After talking for nine months on a plan in which NBC would use its clout and scale to negotiate attractive retrans deals with cable and satellite in exchange for a percentage of the revenue, there is still no agreement. But both sides say they’re confident there will be one. The problem is that there is no one-size fits-all formula.
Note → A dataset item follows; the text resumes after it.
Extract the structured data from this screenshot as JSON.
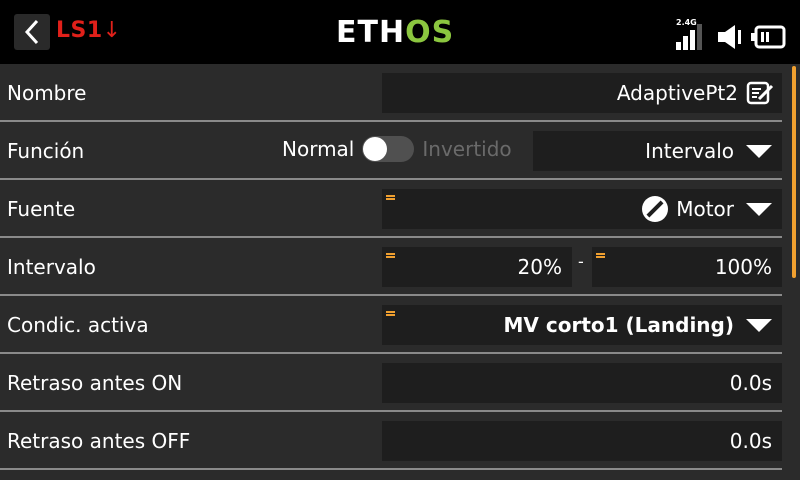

It turns out it’s broadcast veteran Tony Cassara (left) along with other New Young’s board members Tom Sullivan, Sheldon Galloway and Kevin Shea. The board gets an assist from Young President Deborah McDermott who oversees KRON San Francisco, WATE Knoxville, Tenn., and WLNS Lansing, Mich. Cassara says the $2.2 million annual management contract with Gray Television is really an advisory agreement. “They do not manage our stations,” Cassara says. “The general managers of those seven stations report to the board.”